Review: Gwen’s mud-filled horror gives us a slice of Welsh history on screen
Over the last week, I have been fortunate enough to attend three events which tells us a lot about the film industry in Wales.
Last Monday I sat in the audience in Cardiff in the annual get together of IntoFilm Cymru, the charity which carries out outstanding work with young people promoting all things cinematic in schools and beyond.
The main speaker was Lynwen Brennan from Tenby, IntoFilm Cymru’s newest Ambassador. Lynwen is the Executive Vice President of George Lucas’s family of companies (LucasFilm, Industrial Light and Magic etc). Which makes her probably the most powerful women in global cinema.
She told the children and young people there has never been a better time to think about a career in film. Production in Wales is booming, and there is a shortage of workers in all the trades which support film-making on an industrial scale.
At the end of the week Gwyl Arall in Caernarfon included a session with Jon Gower interviewing Karl Francis, the Bedwas film-maker, about his long and colourful career in film. The festival also screened his 2008 feature, Hope Eternal, a madly ambitious work in six languages filmed in five countries (four in Southern Africa and Wales), funded by S4C.
It’s not an easy watch, a tale in part of genocide and child-trafficking, and a Welsh doctor and a Madagascan nurse and her daughter caught up in the middle of events beyond their control. Though it is uneven in parts, the film sits easily in Karl Francis work over four decades, politically committed, telling big stories on small budgets.
His work includes multiple films about Wales and Northern Ireland, as well as productions abroad such as Hope Eternal and One of the Hollywood Ten. His first feature in 1977, Above Us the Earth, has been voted one of the best films ever produced in Wales.
With his longevity and breadth of work in film and TV, it’s not a stretch to see him in the same company as Ken Loach or the Dardenne brothers.
The third event was mid-week, in Pontio in Bangor. It was a preview of Gwen, a first feature by William McGregor.
Filmed in Snowdonia, the landscape is monumental, looming out of the November rain, snow and fog. It tells the story of a mother and two daughters, whose husband has gone to fight in the Crimea. Little by little they are forced off their land, part of the enclosure of Snowdonia for slate quarrying.
The film contains two strong performances, by young actor Eleanor Worthington-Cox, and Maxine Peake, who is never less than excellent. The men are reduced to little more than walk-on parts compared to these, including Richard Harrington.
Harrington was the male lead in Hope Eternal, but in Gwen, despite being on screen in many scenes, hardly utters a word.

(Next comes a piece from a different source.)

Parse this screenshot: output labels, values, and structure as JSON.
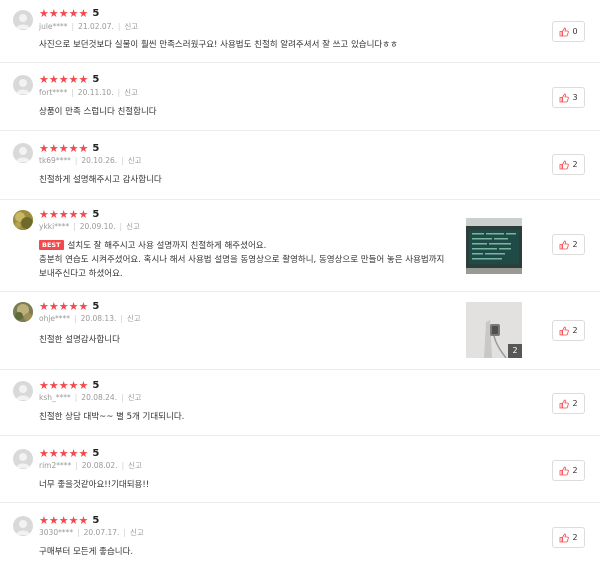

There’s no doubt that McGregor, who hails from Norfolk, is a director to watch. He’s included in this month’s Sight and Sound review of the ‘new voices shaking up UK film’. Gwen is hard to categorise, a mix of costume drama and the supernatural.
If this month’s must-see Midsommar finds its horror in vibrant colours and Scandanavian sunshine, Gwen is all browns, its mud-filled horror coming from the extreme conditions that the family has to endure, and the economic forces that will crush them.

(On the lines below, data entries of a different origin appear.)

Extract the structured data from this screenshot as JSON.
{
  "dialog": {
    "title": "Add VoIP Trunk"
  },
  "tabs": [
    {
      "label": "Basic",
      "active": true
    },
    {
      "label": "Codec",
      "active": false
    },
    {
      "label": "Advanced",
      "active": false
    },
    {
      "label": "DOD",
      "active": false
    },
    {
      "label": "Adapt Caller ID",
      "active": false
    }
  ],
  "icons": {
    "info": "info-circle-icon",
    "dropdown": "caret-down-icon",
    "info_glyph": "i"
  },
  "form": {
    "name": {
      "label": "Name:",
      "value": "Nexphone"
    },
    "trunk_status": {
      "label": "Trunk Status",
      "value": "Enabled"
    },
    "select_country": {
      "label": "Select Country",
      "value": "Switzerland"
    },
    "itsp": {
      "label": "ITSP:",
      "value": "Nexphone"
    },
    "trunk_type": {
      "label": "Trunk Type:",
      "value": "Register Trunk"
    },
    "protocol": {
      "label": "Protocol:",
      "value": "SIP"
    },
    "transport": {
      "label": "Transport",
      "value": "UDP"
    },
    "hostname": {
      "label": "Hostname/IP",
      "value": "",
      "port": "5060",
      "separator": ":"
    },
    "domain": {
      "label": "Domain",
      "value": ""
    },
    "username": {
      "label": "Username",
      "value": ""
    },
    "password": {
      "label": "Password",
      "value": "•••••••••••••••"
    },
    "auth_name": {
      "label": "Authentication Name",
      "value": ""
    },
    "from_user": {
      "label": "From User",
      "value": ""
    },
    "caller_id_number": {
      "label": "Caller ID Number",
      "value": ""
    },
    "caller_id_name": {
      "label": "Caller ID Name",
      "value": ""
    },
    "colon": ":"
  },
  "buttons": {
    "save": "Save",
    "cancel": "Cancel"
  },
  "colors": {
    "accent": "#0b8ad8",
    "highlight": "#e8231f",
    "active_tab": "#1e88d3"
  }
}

Gwen, like Hope Eternal, is well worth seeing, though it has its faults. The film, set in 1850s Snowdonia, is in English, with Welsh reduced to the margins. But that’s how mainstream cinema (even independent films) works.
To get the funding they have to have talent attached – and Maxine Peake is one of the best actors working in the UK at the moment. With backing even from the likes of FilmCymru and the BFI, there has to be hope of making at least some of the money back. It took McGregor and his producer eight years to find the money for the project.
It’s interesting to compare Gwen with two other historic productions I’ve recently caught up with on Netflix. Black 47 is set in the Irish famine, and in feel and look, at least for the first part, is similar to Gwen. The second, Rebellion, produced by RTE, told the story of the Easter Rising and its aftermath. Although it was not particularly well-received in the Republic, it is made on a scale hard to imagine in Wales.
This is nothing new. Paul Turner (who’s Hedd Wyn is another in the running for best ever Welsh film) tried and failed to make a biopic about Owain Glyndwr, It’s also been reported that Gareth Evans (of Raid fame) wants to make a biopic about Glyndwr as well.
Under present conditions though, it’s hard to see how the funding can come together for most films which seek to tell stories from Welsh history in either Welsh or English, especially on an epic scale. The challenge for most Welsh fim-makers is how to rustle up between £500,000 and £2 million to make any film which has ambitions to take place in more than several locations with a handful of actors.
Gwen goes on national release this week. The biography Encounters with….Karl Francis is also published this week.